Rhetoric always seems to trump reality in the headline department. This has been evident as a fawning press and commentators have made the most of the decline in driving from high gas prices and the related increase in transit ridership. As gas prices rose to their above $4.00 peak, driving in the nation’s urban areas had declined 2.0 percent over a year. At the same time, transit ridership rose 3.3 percent, leading to the impression that transit ridership increases had accounted for most, if not more than the loss in driving.
Now, as gas prices dip below $2.00 nationally, $1.50 in some places and to their lowest point since well before Hurricane Katrina in 2005, there are indications that the new riders are returning to their cars. Here in the St. Louis area, where I live, prices are now $1.39, the lowest in the nation.

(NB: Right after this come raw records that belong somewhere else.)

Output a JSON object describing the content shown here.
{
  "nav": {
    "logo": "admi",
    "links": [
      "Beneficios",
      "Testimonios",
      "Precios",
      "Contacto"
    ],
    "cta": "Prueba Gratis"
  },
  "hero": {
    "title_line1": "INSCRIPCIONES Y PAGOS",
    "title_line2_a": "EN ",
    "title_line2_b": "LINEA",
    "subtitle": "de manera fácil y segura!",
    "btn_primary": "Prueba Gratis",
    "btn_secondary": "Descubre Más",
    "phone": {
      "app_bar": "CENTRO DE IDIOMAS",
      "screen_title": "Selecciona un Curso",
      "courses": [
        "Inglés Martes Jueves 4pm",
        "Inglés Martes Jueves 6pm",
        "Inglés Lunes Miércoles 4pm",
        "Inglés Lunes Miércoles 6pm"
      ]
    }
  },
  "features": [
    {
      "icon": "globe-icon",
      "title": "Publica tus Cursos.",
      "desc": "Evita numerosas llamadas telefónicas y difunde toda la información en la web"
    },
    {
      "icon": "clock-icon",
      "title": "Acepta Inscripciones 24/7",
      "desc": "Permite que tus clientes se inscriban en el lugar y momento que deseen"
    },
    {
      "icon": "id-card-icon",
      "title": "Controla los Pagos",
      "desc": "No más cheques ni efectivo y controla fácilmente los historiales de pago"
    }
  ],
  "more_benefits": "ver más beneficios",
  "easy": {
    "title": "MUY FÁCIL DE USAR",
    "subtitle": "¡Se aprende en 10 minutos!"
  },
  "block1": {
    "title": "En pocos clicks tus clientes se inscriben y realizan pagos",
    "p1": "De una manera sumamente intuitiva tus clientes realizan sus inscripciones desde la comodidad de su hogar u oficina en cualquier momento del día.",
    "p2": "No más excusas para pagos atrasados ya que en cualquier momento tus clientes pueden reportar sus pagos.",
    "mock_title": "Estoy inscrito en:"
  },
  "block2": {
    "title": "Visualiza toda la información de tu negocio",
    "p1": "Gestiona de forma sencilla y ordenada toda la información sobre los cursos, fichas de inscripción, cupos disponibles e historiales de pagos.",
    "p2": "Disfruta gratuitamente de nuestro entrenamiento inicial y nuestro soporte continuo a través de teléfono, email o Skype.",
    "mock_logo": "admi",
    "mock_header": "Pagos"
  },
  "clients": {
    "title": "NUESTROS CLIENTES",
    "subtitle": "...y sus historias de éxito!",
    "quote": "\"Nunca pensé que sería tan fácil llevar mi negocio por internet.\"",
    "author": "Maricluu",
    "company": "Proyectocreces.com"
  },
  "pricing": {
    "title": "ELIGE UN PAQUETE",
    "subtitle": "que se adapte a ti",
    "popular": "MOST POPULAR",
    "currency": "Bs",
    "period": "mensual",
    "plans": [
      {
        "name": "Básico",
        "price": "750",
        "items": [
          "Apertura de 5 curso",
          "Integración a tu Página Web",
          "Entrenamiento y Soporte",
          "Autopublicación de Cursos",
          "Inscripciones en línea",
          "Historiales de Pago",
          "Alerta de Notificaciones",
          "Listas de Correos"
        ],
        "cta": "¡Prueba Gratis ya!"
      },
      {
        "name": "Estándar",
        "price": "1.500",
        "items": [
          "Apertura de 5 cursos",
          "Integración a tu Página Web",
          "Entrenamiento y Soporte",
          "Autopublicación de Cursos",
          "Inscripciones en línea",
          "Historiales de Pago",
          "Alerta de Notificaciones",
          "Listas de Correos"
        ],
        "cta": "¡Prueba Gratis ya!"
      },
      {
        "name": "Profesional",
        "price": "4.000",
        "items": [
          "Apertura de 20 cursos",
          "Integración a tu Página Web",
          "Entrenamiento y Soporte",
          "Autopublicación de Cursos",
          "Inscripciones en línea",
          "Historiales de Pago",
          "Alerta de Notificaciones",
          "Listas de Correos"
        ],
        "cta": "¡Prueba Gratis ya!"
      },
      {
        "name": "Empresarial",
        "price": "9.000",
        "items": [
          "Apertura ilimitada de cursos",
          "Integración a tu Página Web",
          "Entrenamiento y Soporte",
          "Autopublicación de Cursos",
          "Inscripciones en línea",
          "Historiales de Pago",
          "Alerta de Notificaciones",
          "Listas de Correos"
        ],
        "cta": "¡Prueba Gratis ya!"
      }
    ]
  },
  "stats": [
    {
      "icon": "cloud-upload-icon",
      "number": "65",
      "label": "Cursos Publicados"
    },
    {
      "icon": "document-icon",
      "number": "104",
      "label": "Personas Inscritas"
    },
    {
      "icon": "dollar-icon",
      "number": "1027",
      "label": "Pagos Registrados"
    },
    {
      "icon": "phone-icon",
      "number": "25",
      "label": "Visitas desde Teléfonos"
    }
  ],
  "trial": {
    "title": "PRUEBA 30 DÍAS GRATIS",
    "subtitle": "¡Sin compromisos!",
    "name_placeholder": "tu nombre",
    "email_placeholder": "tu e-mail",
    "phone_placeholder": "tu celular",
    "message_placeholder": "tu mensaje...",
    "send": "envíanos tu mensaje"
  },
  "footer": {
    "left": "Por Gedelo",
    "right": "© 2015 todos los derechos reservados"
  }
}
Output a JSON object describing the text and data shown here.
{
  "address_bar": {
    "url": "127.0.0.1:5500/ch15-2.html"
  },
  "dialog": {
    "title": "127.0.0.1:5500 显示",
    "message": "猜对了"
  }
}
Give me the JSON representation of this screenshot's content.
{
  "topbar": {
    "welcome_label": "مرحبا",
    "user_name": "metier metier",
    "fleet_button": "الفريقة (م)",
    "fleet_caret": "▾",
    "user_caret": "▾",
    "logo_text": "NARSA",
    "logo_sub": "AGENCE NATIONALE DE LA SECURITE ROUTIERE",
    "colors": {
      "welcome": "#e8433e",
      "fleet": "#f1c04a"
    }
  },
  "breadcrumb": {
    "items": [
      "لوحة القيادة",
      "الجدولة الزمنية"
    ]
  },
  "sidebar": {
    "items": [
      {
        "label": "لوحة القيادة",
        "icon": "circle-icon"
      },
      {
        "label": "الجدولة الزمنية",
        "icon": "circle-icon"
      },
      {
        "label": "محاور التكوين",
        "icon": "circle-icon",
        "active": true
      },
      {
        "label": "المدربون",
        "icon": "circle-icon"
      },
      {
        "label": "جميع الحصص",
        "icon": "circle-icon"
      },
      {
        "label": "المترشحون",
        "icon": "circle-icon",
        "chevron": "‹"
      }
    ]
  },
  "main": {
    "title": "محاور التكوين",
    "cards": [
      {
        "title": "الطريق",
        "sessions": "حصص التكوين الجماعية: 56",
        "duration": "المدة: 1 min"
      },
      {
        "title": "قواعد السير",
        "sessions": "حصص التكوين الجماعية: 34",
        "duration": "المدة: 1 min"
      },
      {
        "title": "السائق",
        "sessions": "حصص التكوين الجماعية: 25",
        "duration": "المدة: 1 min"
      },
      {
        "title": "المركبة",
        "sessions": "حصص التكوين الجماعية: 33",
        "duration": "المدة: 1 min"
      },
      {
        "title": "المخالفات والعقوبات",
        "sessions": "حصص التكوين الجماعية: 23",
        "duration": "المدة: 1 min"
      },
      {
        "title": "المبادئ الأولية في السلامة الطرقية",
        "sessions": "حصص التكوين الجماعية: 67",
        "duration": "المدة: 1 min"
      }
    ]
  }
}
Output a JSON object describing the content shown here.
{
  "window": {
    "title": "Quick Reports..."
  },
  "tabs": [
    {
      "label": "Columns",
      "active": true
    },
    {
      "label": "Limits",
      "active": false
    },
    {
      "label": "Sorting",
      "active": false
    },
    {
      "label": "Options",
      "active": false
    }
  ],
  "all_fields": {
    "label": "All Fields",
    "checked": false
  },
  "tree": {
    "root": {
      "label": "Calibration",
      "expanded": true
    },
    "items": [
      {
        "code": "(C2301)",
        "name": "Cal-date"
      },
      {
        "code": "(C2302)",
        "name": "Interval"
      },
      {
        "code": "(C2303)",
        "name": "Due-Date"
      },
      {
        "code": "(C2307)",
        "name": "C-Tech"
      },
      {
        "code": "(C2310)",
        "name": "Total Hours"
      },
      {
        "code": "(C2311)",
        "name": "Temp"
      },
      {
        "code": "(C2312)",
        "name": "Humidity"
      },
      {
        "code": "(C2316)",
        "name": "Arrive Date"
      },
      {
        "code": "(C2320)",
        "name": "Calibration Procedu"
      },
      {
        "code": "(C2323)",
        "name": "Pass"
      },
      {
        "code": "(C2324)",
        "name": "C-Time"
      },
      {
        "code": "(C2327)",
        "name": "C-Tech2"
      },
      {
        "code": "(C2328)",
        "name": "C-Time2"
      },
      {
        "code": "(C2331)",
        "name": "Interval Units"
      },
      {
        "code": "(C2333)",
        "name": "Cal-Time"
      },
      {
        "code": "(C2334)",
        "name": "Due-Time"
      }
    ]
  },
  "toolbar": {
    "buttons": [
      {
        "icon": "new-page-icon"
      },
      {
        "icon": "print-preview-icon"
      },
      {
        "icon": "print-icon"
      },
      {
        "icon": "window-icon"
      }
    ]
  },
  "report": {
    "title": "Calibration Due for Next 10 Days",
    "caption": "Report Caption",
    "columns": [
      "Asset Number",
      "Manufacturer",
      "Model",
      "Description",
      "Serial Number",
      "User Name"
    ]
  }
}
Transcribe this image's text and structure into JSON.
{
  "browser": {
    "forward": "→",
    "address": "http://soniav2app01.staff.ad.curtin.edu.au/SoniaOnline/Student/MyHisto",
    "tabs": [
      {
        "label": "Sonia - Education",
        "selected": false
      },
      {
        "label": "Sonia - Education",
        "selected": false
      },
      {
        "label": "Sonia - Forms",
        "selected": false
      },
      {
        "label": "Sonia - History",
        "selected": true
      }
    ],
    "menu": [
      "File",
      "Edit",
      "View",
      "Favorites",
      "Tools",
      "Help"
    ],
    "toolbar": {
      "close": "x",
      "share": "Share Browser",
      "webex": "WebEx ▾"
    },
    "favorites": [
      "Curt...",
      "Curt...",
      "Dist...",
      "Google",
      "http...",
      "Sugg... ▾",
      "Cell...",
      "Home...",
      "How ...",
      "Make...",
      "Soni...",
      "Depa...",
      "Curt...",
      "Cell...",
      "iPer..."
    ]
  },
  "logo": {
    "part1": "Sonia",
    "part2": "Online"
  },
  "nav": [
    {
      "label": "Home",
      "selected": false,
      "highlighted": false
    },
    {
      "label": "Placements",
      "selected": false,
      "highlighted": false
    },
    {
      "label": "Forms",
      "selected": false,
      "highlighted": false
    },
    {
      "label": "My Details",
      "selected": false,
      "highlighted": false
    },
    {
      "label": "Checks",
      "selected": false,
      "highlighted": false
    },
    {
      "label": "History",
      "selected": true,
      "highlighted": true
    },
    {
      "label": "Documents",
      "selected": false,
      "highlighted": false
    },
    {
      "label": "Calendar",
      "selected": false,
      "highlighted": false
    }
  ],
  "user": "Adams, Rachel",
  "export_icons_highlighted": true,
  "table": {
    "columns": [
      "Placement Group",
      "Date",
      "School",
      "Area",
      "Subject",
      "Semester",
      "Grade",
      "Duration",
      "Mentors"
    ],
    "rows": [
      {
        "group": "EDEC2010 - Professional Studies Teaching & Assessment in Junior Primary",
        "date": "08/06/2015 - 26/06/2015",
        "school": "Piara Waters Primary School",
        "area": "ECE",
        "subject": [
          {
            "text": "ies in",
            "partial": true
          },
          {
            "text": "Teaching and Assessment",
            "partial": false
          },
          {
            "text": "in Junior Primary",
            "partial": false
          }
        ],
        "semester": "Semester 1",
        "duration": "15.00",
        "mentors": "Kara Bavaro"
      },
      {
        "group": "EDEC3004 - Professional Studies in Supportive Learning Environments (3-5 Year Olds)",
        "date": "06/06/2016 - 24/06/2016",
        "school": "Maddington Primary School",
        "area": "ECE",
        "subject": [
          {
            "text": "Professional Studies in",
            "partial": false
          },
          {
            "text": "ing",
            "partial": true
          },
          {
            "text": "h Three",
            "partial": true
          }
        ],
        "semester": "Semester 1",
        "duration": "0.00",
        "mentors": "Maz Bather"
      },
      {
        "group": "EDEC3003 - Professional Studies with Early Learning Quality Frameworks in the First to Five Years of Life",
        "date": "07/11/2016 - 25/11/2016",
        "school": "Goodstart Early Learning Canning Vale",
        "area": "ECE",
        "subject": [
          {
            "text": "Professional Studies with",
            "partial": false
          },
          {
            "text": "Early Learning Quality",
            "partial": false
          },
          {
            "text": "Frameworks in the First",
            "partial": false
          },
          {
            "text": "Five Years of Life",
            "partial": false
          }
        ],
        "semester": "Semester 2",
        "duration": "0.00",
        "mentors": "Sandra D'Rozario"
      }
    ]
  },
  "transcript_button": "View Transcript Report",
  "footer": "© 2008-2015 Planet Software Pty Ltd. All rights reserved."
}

The Los Angeles Times, for example, notes lower transit ridership and increased freeway traffic volumes, while the Dallas Morning News notes that it is no longer a challenge to find parking places at DART rail stations.
As gasoline prices have returned to reality, it is a good time also for the transit rhetoric to be transformed into reality.
First, the increase in transit ridership was never significant in overall terms. Yes, ridership increases in some systems strained capacity on the already crowded buses and trains taking workers to downtown locations. But, since transit accounts for so little in urban mobility, the increases counted for little in the overall scheme of things. For example, the 10 percent increase in ridership that occurred in the Atlanta area could account, at a maximum, for only a 0.2 percent decline in automobile use.
The reason is simple: less than two percent of travel in the Atlanta area is on transit. Atlanta was among the leaders. In most other urban areas, the impact of the transit increase was less than 0.1 percent. It is thus not surprising that the decrease in driving and increase in transit translated into a national urban market share increase somewhat greater than 0.1 percent over the last year – that is 1 out of 1,000.
Second, as much as some commentators applauded the shift, it is important to understand why it occurred. The shift did not occur because people had been convinced that such a move would materially reduce greenhouse gas emissions (It would not – outside the New York City area, cars emit little more greenhouse gas emissions per passenger mile than transit). The shift occurred, purely and simply, because it was in the best interests of the shifters. It saved them money and worth the time lost (transit work trip travel times are double that of the car). Now that driving is no longer prohibitively expensive, it is rational to expect much of transit’s ridership gain to be lost.
Third, the return to the car should not be considered a reflection of the much ballyhooed “love affair” with the automobile. Simply put, people use transit where it makes sense and do not where it does not.
This can be illustrated by six households on a typical street in Long Island’s Nassau County, an inner suburb that borders the city of New York. One in 6 Nassau County workers was employed in Manhattan in 2000. For them, travel to Manhattan from Nassau County makes total economic and psychic sense. Crossing Queens and maybe Brooklyn – particularly at rush hour – on the way to Manhattan is an experience to be avoided. In addition, train and even bus travel into Manhattan is relatively fast and, once on the island, the subway can whisk you to a dazzling array of locations. No surprise that 75 percent of Mahnattan workers take transit to work.
But what about the other five workers? Even in New York, transit services to work locations other than Manhattan tends to be sparse. As a result, the other five neighbors who do not work in Manhattan drive to work. It’s not those five have a love affair with the automobile, any more than the Manhattan commuter has romantic attachments to the subway. It simply indicates that for 5 of the workers, using a car makes sense, while for one, using transit does.
Indeed, if one is looking for true love affairs, look to refrigerators or toilets. It can be expected that all six houses have them. Of course, such a characterization would be ludicrous. People tend to adopt those products and practices that make their lives better. For those few (in the national context) who work in the largest downtown areas, transit makes their lives better. For those working elsewhere, cars do. Finally, it can be expected that when all six workers go to a supermarket, the furniture store or Jones Beach, they use the car. Even Manhattanites abandon transit to motor on weekends to their second homes across New Jersey and into Pennsylvania in the Poconos.
Some transit advocates believe the answer is to expand transit service so it can be as convenient and time-effective as an automobile. There are two difficulties with this. The first is that any such expansion would likely cost more to build and operate, each year, than the total personal income of any urban area attempting it. This is probably why no one has ever seriously proposed it. There is another issue: history shows that new money for transit does not produce a corresponding increase in transit ridership. From 1970 to 2006, US transit expenditures rose 270 percent, after adjustment for inflation. Over the same period, transit use rose less than 20 percent. The result – only 7 cents of new value (new transit ridership) was obtained for each new $1.00. So any infusion of new cash to expand transit service is likely to be largely wasted.
Talk of auto eroticism or of a transit oriented future can capture the romantic sense in people and planners. But the reality remains that people will choose the mode of transport that makes their lives better, not those that make their lives more difficult.
Wendell Cox is a Visiting Professor, Conservatoire National des Arts et Metiers, Paris and the author of “War on the Dream: How Anti-Sprawl Policy Threatens the Quality of Life.”